You know how you occasionally spend way too much time looking for something that’s a known issue? This was one of those cases. It took the collective energy of my local staff at Harbor Computer Services to pull this solution out of the ether. Because the solution was difficult to locate but easy to resolve, I offer this blog post in the hope that others might find it and be able to resolve this issue quickly.
The issue was reported by one user and the complaint was that he could not see all of the files in a folder. For example, in the folder list below the user was unable to see the 3 files that are circled. This happened to him in several different folders. It is one of the more bizarre problems I’ve seen in my career.
- User is able to log onto another computer and see all of the files. So the permissions on the folders and shares are correct.
- If another user logs onto this users computer, that user has the same problem.
- If the missing files are copied into another share on the same server the files are still not viewable.
- If the missing files are copied to a share on another server, they are viewable.
- The PC is a Windows XP 64-bit Edition with SP3. The server is Windows Storage Server 2008 Standard Edition.
- Windows XP 32-bit computers in the network have no problem viewing all files.
After some dead ends, research finally found a kb article that acknowledges the problem.
Windows XP Professional x64 may not see all folders or files shared out by Windows Storage Server 2008
This kb article describes the problem as:
Consider the following scenario. You have a file share located on a system running Windows Storage Server 2008. You have a folder within this file share, and under this folder there are 19 or more subfolders. For example:
When you connect to the share from a system running Windows XP Professional x64, you may not be able to see all of the subfolders in Explorer or from the Command Prompt. This issue only occurs when there are 19 or more subfolders; with less than 19 subfolders, the issue does not occur.
A similar manifestation of this problem occurs with files (not just subfolders). Consider the following scenario. You have a file share located on a system running Windows Storage Server 2008. You have a folder within this file share that contains between 14-36 files. When you attempt to connect to the share from a system running Windows XP Professional x64, you may not be able to see all of the files in Explorer or from the Command Prompt. This issue has only been seen when the folder contains between 14-36 files.
This may seems like an edge case that would be hit be very few people and I think it would be if we weren’t talking about Storage Server. Storage Server is my experience is used by companies with advance files storage structures. The article continues by offering some work a rounds but no real solutions. Fortunately we located a forum thread in TechNet that did offer a permanent and supported solution to this problem.
XP 64bit, vanishing folders from 2008 fileserver
Down toward the end of the thread, from seemingly out of no where a forum user DaveG99 offers this solution with no explanation.
Set HKEY_LOCAL_MACHINESYSTEMCurrentControlSetServiceslanmanserverparametersNoAliasingOnFileSystem to 0 on the Windows Storage 2008 Server.

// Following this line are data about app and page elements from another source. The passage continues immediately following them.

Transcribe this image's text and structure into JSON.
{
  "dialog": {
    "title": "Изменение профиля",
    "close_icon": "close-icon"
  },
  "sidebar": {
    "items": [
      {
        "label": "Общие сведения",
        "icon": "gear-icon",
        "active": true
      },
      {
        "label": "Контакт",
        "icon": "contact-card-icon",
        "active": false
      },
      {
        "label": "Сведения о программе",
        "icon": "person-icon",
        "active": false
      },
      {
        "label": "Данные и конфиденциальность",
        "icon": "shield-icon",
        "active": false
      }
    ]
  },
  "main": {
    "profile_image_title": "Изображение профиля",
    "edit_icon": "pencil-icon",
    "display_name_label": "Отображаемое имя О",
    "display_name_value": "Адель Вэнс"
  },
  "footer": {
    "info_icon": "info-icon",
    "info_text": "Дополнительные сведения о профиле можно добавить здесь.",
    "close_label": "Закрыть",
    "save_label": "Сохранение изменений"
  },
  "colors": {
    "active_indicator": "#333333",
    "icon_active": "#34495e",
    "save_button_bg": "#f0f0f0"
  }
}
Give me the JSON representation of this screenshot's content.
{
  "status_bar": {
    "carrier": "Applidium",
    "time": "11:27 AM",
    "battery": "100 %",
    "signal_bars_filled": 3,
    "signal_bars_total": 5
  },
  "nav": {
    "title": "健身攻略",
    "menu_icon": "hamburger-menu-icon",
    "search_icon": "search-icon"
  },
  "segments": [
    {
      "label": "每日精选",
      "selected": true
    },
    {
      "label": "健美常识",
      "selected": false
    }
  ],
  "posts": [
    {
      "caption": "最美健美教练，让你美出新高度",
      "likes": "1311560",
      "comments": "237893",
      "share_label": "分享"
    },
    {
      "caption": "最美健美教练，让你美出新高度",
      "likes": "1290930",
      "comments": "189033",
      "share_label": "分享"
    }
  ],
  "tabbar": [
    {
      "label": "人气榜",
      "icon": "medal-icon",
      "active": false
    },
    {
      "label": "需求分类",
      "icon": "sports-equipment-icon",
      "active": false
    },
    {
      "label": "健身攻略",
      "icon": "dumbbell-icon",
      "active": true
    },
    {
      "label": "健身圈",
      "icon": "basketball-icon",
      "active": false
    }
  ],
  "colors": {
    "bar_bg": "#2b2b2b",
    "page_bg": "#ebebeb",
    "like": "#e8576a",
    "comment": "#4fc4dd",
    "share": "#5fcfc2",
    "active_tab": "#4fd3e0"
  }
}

Indeed DaveG99 is right and this solution works. However, I was not comfortable applying it until I knew that it was supported. His suggestion does after all alter the server. A search then to see what this registry does came up with this:
Windows Storage Server 2008 R2 OEM Deployment Guide
To optimize the performance of a storage appliance as a file server, you should set two registry keys:
· NtfsDisable8dot3NameCreation: This key controls the creation of a short file name that follows the 8.3 naming convention. Setting this value to 1 disables the creation of a shortened name.
· NoAliasingOnFileSystem: This key controls file system aliasing. If the value of this key is set to 1, then this feature is disabled.
These registry keys increase the performance of the server when it is used as a storage appliance.
Aliasing is a feature that is included with Windows Server 2003. This feature lets multiple long file names or multiple short file names refer to the same file (Used for mounting- and reparse-points). Disabling file system aliasing can improve performance as it will increase the available cache size for the server service:
[HKEY_LOCAL_MACHINE SYSTEM CurrentControlSet Services LanmanServer Parameters]
NoAliasingOnFileSystem = 1 (Default = 0)
Now in this documentation there’s really no indication why this helps Windows XP 64-bit computers to see all files in a folder. But we do know that the solution is a supported one, even if it is supported for another reason. The solution can be safely applied to resolve the problem at hand.